Measure theory is the study of such fundamental ideas as length, area, volume, arc length and surface area. It is the basis for the integration theory used in advanced mathematics since it was developed by Henri Lebesgue in about 1900. Moreover, it is the basis for modern probability theory. The course starts by setting up measure theory and integration, establishing important results such as Fubini's Theorem and the Dominated Convergence Theorem which allow us to manipulate integrals. This is then applied to Fourier Analysis, and results such as the Inversion Formula and Plancherel's Theorem are derived. The Radon-Nikodyn Theorem provides a representation of measures in terms of a density.
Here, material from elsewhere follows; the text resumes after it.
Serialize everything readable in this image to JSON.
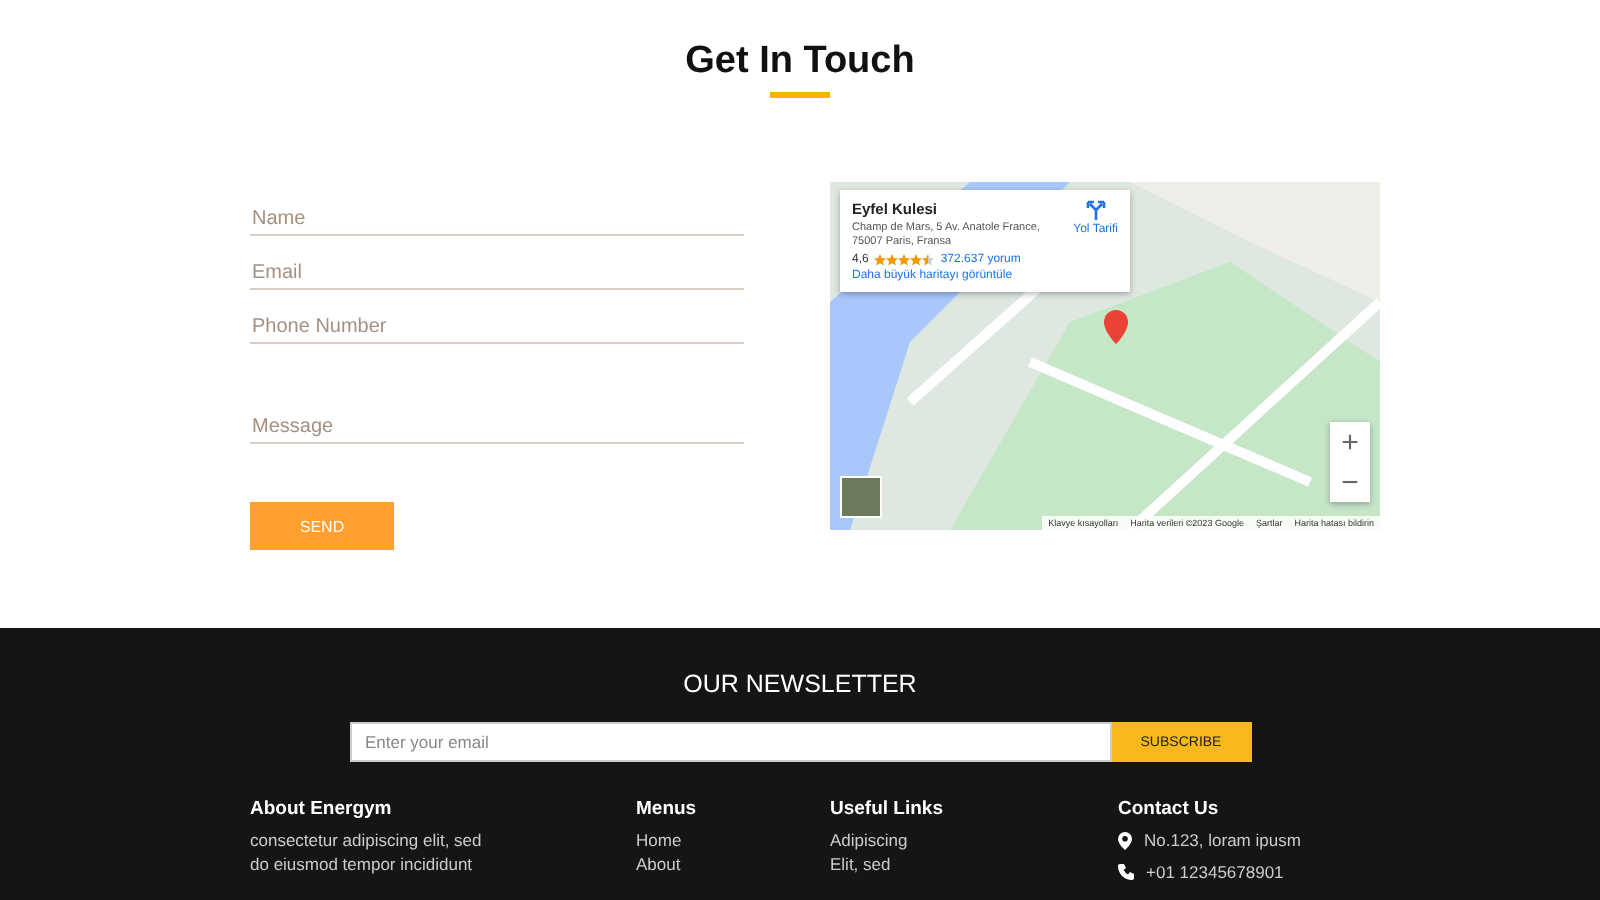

Probability theory is then discussed with topics including distributions and conditional expectation.
3x1-hr lectures; 1x1-hr tutorial/wk
Assignments (20%), quizzes (20%); 2-hr final exam (60%),
(MATH2921 and MATH2922) or MATH2961
A mark of 65 or greater in 12 credit points of MATH2XXX units of studyProhibitions